Should brands take a stand?

Media North America Opinion Trends UK

Chantel Le Carpentier looks at how businesses can tread the line between doing good and exploitation.

Black lives matter protest_crop

The past 10 years or so have seen brands publicly voicing their position on issues like LGBTQ+ and gender equality, racial injustice and sustainability.

The reactions to some campaigns have been broadly positive, like McCain’s inclusive ‘We Are Family’ campaign in 2017 and Ikea Canada, which enlisted drag queens for its 2018 DRAG campaign.

Others, however, have taken the reactive route. L’Oreal, for example, was recently criticised for declaring its support for Black Lives Matter when it emerged that before the protests it had not been practising what it was now preaching.

This is all new. In fact, racism used to actually sell products like Pear’s Soap in the early 19th century and sexism sold just about anything from cigarettes to soup.

Why are brands now speaking up? Quite simply; it works (when it’s done right).

Many consumers now expect their favourite brands to react to current events.
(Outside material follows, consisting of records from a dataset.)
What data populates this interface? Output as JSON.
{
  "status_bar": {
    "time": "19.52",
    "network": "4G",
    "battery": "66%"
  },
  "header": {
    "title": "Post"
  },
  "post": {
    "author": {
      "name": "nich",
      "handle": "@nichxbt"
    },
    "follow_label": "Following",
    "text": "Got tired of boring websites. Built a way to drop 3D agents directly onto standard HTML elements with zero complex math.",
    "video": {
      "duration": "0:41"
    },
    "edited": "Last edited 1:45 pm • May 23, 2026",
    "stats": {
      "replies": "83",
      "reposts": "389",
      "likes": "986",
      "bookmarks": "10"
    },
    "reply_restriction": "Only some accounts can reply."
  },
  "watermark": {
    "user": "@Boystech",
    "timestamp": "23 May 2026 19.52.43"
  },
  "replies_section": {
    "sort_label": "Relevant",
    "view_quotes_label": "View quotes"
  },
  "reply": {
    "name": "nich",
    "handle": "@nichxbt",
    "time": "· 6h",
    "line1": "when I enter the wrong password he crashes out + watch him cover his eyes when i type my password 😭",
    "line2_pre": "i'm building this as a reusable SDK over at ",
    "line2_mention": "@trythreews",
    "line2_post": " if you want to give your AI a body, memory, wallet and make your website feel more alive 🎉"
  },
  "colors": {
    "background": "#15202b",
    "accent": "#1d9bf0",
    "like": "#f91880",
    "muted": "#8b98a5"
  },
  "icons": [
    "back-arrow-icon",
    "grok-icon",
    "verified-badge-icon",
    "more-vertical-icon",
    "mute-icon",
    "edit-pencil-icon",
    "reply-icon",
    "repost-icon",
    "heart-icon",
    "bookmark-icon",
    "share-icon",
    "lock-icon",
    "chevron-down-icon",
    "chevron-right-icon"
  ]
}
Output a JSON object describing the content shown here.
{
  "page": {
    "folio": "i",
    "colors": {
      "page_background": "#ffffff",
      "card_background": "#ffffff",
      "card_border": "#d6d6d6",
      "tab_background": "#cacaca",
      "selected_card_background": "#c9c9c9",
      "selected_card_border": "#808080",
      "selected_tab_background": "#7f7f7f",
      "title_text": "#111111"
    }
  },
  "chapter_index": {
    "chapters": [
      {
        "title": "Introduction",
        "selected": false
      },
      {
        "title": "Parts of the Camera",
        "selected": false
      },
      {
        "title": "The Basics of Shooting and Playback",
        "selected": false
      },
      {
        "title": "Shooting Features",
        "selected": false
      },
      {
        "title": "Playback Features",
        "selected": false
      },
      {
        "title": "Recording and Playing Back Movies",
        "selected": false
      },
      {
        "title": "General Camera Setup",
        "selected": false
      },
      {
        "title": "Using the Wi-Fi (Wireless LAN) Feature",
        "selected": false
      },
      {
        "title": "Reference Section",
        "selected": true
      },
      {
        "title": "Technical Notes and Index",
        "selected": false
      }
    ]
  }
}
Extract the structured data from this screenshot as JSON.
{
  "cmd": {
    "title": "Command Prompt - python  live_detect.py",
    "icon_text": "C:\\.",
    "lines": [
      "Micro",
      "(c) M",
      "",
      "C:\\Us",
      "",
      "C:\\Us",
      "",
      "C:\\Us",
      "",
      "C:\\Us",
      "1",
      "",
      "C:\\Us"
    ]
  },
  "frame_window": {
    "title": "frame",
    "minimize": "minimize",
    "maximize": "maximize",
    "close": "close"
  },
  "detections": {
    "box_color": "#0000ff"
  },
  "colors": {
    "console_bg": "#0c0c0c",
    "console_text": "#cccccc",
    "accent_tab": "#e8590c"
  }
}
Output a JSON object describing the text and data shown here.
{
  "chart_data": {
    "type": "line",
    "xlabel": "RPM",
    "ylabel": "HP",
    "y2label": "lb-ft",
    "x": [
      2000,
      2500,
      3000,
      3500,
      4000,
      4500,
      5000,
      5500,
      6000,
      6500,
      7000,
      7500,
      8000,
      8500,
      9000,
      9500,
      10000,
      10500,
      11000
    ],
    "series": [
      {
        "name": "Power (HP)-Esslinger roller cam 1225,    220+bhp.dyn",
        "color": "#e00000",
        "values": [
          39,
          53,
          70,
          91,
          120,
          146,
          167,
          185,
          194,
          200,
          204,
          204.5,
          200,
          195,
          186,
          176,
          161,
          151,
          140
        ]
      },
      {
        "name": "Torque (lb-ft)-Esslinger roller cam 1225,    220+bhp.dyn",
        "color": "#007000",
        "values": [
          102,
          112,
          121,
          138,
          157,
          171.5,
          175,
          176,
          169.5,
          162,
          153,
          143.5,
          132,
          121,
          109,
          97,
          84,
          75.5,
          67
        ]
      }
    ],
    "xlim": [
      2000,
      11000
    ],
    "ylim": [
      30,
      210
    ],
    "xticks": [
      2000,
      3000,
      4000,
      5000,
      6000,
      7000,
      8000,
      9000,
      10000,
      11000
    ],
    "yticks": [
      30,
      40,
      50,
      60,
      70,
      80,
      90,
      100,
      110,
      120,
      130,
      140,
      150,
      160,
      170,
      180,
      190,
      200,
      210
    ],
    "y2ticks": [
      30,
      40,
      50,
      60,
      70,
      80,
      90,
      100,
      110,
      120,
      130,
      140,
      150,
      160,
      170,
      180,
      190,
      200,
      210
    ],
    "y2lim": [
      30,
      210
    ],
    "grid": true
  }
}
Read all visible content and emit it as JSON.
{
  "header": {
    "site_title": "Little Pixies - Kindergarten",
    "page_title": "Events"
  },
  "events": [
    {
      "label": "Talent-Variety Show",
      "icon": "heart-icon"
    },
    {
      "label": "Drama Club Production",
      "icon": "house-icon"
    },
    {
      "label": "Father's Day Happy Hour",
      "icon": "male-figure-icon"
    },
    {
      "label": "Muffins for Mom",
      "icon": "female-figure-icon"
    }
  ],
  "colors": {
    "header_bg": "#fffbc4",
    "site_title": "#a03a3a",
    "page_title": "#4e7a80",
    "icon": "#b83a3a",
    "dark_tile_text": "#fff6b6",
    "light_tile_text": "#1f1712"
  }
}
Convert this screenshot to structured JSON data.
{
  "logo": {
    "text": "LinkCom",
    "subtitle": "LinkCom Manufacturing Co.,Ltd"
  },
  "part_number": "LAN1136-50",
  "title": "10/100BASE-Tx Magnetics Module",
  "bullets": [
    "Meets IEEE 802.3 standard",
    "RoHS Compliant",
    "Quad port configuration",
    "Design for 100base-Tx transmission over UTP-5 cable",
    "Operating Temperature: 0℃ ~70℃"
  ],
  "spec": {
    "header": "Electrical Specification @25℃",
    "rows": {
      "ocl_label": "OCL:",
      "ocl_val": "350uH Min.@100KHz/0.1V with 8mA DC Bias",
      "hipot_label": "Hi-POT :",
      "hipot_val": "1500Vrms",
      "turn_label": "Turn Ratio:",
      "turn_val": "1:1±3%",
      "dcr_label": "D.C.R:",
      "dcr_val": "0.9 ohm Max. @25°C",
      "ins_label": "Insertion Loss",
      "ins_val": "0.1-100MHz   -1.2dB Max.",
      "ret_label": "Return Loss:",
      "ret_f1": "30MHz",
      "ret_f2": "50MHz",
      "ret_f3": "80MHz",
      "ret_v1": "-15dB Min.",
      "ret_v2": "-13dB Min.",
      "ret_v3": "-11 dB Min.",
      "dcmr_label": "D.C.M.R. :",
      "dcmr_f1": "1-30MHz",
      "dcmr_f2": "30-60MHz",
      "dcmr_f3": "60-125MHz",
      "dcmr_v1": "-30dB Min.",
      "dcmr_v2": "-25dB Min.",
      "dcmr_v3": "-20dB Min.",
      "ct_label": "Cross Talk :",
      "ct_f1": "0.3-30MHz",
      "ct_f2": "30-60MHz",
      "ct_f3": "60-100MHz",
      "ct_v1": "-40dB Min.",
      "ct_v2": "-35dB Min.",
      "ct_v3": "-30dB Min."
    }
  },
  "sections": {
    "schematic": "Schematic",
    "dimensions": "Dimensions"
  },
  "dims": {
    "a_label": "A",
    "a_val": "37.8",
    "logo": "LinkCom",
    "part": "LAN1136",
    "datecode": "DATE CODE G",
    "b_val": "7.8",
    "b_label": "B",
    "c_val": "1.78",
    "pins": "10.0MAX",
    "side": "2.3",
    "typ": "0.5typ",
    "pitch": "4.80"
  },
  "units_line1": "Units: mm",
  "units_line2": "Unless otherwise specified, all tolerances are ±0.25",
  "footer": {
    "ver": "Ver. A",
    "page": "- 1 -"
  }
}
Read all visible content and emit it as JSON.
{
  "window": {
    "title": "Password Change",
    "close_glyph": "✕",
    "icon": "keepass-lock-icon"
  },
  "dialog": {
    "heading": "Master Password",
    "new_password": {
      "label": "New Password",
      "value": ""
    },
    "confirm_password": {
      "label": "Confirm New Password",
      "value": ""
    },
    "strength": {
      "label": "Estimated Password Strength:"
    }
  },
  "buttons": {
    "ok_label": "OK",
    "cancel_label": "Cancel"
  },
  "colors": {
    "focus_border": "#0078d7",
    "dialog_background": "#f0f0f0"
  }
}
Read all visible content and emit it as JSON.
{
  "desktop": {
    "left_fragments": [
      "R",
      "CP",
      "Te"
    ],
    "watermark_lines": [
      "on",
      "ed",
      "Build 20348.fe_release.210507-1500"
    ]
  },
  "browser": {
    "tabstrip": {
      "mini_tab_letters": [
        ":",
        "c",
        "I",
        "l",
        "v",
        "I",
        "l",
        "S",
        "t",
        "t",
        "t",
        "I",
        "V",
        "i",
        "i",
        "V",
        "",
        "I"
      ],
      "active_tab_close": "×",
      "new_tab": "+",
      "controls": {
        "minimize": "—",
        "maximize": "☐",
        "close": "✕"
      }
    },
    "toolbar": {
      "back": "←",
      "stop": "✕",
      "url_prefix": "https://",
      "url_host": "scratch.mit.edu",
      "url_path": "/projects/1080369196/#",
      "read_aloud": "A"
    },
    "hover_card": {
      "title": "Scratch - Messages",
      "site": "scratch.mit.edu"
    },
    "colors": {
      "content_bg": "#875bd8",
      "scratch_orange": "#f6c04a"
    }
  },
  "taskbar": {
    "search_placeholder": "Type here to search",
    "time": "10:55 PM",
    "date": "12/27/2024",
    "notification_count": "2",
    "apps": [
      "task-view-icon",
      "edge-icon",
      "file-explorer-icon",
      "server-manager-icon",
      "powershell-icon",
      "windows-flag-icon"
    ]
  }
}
YouGov research finds that when looking for a new company to purchase goods and services from, over a quarter ( 28%) of Brits care whether the company’s values align with their own, which rises to over a third ( 33%) among 18-24 year-olds.

Misguided campaigns can not only harm brands but can damage the reputation of the real-life social or political campaign they want to be associated with.

YouGov research in the US last year found that brands’ anti-racism statements after the killing of George Floyd were not received well, with 63% of Americans believing that these statements were pandering to consumers, rather than being born from a genuine commitment to fight racism.

Some brands will have also been paralysed into doing nothing for fear of getting it wrong.

But there is a way.

I’ve spent the last three years studying these campaigns and the consumer experience of marginalised groups. I believe that four questions have emerged that brands must be able to answer if they wish to operate authentically.

  1. Does the brand have authority on this subject?

You need to know if your brand can genuinely take space in this community or campaign. If you can’t; don’t.

For example, if you have a historically poor record on workers’ conditions, you will find it hard to authentically communicate a message around equality. It’s also got to make sense; if you’re an alcohol brand, doing something around supporting LGBT+ venues would be a sensible move, doing something for Muslim communities (for whom drinking is forbidden for many) – would be less so.

  1. What does the brand bring to the world?

What is the power that your brand has in just existing?

If you’re a bread, coffee, tea, soap or detergent brand, your product and messaging is in most people’s homes. A high street bank interacts with local communities and housing developers often have an insight into migrant worker communities. The list goes on.

Power isn’t just in the company’s direct aims, it’s often the by-product of the business.

  1. Who are businesses in a position to help?

Your products are in people’s homes and in their wallets; they see them every day. Through them, you gain access to the private sphere, where LGBT+ people might be first realising their identity and domestic abuse, depression and loneliness occurs. How can products help just by being there?

In 2017, HSBC made it possible for customers to use transgender titles on their account without legally changing their gender. This could explain why YouGov’s BrandIndex tool saw a significant increase in consideration for HSBC among gay, lesbian and bisexual people in Britain around the same period.

This was successful because the company understood how making a change to a credit card – something that people will see and carry around every day – was important in affirmation of their identity.

  1. What are you willing to give to the community?

You can’t gain meaningful access to a community or campaign without giving something up. It doesn’t always have to be financial – in fact, if it is just financial, it can be seen as tokenistic.

You could give a platform to black business owners or offer mentorships for young people from low income backgrounds. If you’re that coffee or bread brand could you commission local artists to create designs for your packaging?

It’s all about how you can pass the platform and voice you have built on to someone else. You should aim to do something with the community or enable them to do something rather than do for them.

Lastly, if you’re not personally from a minority or marginalised group, have conversations with your colleagues who are from those communities. Make a genuine effort to educate yourself and practise what you want your marketing campaign to preach; make sure there are diverse voices in the planning room as well as in your campaigns.

Chantel Le Carpentier leads YouGov’s research on underrepresented and minority groups for its global public and civic data team